Also gone is the 2010 World Cup task team for arts and culture, which was to coordinate arts-related events for the government’s Arts and Culture Department. It received at least 160 World Cup-related funding applications from organizations and events as diverse as the National Arts Festival in Grahamstown, the Market Theatre in Johannesburg and a Free State-based war museum.
But by late January, the money was not on hand.
The Mail & Guardian Online, based in South Africa, reported that the arts and culture director-general, Themba Wakashe, has instituted an internal investigation in the department. Two officials have been suspended in connection with the alleged disappearance of money from the World Cup budget.
As for the proposed events, the Mail & Guardian reported that the most important loss would be a 15-day National Arts Festival, which would coincide with the FIFA tournament in June. Festival chief executive Tony Lankester said: “We have had no official feedback at all. We asked for a one-off grant that would enable us to run a longer festival, to put in place other heritage and legacy projects in the Eastern Cape and to do a lot more aggressive marketing to international audiences. With every day that passes, we are missing out on the potential of harnessing the World Cup economic boom for the province.”

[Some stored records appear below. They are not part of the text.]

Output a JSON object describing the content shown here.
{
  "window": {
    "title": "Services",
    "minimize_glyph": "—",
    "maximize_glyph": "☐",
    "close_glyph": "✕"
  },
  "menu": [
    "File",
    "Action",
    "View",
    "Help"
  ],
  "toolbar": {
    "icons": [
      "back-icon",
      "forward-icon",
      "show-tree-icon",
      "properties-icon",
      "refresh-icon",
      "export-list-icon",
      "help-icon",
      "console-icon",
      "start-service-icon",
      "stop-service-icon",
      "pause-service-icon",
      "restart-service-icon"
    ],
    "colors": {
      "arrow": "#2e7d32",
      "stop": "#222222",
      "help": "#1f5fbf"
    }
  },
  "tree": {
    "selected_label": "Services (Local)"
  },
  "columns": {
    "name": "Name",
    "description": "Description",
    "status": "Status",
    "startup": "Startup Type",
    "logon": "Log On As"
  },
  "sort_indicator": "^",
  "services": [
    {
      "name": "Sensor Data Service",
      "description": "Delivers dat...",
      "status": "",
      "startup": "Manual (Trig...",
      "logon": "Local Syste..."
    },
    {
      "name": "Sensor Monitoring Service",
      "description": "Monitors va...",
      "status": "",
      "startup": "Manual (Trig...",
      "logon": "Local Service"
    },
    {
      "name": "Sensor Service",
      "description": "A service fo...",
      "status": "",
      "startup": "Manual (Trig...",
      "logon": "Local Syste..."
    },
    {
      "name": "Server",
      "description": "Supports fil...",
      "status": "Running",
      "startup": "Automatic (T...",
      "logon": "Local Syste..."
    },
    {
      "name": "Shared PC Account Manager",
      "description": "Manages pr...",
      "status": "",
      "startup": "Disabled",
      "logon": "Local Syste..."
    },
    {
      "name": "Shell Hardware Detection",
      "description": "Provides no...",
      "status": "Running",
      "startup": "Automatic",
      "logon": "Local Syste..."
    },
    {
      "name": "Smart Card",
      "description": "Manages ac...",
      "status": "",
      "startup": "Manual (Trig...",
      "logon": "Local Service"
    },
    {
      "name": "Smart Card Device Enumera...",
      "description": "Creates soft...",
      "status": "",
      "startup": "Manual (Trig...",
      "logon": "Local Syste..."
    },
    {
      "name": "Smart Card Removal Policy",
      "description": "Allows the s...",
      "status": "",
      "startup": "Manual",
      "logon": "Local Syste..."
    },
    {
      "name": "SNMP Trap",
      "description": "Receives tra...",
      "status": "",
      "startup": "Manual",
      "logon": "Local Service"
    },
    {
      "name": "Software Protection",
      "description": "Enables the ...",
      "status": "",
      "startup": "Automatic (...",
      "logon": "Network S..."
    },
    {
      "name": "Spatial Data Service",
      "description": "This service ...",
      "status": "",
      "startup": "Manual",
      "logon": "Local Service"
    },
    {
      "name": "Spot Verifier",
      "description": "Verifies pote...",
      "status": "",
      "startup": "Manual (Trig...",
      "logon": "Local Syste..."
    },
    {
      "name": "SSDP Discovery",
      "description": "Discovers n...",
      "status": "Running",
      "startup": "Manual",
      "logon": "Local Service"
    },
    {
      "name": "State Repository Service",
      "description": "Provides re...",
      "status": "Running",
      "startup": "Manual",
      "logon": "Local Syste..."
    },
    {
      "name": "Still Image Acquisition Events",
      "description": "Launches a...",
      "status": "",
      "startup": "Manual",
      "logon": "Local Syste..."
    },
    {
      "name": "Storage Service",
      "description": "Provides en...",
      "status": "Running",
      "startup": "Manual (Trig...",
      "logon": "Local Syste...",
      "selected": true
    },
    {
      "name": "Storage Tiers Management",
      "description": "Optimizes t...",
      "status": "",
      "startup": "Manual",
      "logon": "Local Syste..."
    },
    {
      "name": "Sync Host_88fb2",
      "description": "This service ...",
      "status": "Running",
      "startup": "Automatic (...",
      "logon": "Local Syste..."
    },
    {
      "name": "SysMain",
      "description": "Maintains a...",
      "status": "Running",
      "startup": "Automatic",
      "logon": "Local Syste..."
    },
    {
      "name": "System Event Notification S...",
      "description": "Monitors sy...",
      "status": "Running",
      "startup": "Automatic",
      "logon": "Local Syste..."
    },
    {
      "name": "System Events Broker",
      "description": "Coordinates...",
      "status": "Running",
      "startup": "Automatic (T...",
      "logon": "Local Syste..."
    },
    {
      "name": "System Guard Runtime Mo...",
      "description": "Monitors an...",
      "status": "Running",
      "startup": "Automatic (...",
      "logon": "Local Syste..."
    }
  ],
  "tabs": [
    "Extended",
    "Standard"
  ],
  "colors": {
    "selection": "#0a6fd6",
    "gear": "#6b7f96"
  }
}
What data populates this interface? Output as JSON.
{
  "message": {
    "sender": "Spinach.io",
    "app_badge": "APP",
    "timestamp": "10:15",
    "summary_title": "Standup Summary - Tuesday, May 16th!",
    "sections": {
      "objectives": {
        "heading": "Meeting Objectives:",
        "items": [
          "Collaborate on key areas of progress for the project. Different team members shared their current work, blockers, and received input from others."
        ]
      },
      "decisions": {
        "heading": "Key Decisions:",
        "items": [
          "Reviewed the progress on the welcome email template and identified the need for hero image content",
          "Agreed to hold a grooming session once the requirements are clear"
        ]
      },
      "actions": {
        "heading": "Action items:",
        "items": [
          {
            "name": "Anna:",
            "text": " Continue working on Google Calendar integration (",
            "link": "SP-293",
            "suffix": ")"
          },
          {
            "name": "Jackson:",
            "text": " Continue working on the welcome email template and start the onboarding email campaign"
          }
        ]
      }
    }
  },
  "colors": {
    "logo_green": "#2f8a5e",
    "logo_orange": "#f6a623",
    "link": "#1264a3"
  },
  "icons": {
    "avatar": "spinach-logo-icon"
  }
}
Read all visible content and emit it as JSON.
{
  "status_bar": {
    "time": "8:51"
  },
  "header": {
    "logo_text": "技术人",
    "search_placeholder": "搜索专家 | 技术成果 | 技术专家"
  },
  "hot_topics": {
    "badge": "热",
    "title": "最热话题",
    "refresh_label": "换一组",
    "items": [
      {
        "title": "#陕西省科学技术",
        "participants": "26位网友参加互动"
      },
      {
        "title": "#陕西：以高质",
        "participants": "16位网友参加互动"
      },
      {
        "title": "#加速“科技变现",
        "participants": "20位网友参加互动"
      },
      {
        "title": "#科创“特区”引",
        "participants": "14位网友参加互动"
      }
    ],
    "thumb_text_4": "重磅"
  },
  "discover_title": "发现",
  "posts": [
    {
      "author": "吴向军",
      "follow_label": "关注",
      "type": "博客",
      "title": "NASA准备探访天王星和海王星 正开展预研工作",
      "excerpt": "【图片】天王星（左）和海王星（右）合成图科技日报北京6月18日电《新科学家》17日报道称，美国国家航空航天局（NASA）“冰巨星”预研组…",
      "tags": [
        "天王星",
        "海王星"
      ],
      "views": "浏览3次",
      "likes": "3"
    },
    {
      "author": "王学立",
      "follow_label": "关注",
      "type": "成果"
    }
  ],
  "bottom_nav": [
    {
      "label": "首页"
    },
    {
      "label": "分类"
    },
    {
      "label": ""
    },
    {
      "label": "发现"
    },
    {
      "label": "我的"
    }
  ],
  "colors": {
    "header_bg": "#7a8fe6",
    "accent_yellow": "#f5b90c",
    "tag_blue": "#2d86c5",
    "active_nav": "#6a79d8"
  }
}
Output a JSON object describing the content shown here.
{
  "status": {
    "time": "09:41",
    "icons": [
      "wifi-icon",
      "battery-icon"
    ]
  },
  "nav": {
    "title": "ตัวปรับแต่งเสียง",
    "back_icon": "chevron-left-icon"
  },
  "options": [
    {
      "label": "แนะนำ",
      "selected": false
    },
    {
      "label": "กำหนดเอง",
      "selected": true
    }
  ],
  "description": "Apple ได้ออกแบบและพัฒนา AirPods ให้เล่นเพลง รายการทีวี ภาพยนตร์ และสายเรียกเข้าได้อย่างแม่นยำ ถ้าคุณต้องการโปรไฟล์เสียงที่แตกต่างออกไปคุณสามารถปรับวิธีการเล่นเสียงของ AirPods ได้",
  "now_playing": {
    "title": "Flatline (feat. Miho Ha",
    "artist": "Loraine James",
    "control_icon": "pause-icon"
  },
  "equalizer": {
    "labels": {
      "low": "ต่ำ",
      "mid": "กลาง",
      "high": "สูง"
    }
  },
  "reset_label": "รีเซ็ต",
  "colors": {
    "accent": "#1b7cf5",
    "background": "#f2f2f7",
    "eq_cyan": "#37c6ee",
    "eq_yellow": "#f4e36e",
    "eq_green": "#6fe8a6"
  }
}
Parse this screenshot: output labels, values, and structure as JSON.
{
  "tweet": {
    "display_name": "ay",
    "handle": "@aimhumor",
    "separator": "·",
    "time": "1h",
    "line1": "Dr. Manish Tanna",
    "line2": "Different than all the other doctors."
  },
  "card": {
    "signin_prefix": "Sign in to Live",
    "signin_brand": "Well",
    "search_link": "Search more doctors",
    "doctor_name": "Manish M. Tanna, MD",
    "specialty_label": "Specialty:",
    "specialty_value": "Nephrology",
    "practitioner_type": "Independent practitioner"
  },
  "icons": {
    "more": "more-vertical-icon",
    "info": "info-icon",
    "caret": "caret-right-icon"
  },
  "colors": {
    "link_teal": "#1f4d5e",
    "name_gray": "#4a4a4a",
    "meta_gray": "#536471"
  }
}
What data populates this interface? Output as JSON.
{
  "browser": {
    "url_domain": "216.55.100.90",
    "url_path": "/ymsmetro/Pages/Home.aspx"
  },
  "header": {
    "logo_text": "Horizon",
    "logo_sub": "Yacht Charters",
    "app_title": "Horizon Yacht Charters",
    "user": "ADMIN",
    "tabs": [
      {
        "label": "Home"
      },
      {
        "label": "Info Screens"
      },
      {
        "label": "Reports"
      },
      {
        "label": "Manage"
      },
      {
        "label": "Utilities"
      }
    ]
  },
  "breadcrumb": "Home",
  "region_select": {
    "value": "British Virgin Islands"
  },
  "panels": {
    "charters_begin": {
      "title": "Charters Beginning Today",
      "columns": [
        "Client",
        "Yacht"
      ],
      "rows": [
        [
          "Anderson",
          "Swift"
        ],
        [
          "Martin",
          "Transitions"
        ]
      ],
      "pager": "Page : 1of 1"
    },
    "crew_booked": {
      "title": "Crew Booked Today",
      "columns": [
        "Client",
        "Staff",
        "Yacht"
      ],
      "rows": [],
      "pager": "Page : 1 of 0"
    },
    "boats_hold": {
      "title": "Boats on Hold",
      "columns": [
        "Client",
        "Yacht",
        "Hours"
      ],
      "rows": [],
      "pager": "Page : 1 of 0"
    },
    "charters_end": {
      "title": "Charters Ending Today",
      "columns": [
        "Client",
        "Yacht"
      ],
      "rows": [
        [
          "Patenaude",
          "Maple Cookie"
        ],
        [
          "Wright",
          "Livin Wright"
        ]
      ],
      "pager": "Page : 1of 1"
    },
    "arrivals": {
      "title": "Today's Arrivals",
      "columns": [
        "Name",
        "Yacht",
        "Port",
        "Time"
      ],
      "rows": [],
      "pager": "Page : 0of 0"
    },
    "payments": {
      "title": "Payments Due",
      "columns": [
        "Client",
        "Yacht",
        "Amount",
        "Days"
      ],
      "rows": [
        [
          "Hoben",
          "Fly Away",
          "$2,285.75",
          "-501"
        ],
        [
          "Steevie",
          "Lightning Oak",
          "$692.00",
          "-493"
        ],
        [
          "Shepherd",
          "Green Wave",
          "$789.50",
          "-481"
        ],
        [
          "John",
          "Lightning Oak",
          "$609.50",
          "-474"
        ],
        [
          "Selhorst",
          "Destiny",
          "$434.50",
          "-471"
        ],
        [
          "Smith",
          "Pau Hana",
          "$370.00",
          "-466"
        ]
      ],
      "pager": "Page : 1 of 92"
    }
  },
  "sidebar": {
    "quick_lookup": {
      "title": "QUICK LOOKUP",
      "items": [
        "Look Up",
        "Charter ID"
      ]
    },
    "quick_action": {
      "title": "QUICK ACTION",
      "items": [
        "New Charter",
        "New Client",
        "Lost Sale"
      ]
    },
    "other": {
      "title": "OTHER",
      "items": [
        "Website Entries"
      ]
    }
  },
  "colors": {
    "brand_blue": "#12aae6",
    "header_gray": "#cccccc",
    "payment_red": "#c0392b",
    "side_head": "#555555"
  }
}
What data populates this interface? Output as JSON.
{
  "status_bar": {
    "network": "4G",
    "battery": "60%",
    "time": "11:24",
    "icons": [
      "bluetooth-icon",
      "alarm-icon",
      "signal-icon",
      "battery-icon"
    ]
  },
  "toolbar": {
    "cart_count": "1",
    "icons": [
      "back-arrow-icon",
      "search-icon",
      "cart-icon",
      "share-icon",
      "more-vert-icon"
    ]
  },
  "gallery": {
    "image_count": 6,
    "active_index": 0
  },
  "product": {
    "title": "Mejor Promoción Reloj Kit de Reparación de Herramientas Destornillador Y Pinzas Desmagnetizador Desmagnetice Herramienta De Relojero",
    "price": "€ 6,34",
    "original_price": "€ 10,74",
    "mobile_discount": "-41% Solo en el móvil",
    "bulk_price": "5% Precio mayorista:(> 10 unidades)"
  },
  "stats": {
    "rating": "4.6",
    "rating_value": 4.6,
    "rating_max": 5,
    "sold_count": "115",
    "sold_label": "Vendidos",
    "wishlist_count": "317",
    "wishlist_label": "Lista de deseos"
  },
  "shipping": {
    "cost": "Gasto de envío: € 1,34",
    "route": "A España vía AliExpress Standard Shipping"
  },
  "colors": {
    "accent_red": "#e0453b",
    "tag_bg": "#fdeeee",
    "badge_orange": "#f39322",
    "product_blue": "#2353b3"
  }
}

The World Cup soccer tournament is the second largest sports event in the world, behind the Summer Olympics. Like the Olympics, it is held every four years. In all, teams from 208 countries will play at 10 venues between June 11 and July 11, ending with a final at the Soccer City stadium in Johannesburg, which seats 94,900.
Since the announcement by FIFA, the world soccer’s governing body, that South Africa would host the World Cup, the country has been plagued by a number of issues, including a 2009 strike by construction workers, consistent rumors about a possible re-location of the World Cup from South Africa and continuing protests over the “relocation” of up to 20,000 shackdwellers along the country’s freeways.
The hit to the arts stretches across all artistic disciplines, including theater. Market Theatre artistic director Malcolm Purkey said that the venue had decided to present a South African theater festival at Grahamstown, hosting works by Athol Fugard, Barney Simon, Mbongeni Ngema and John Kani, as well as more recent work by the likes of James Ngcobo.
Purkey said that the 10 productions were “utterly dependent on money from the 2010 project.”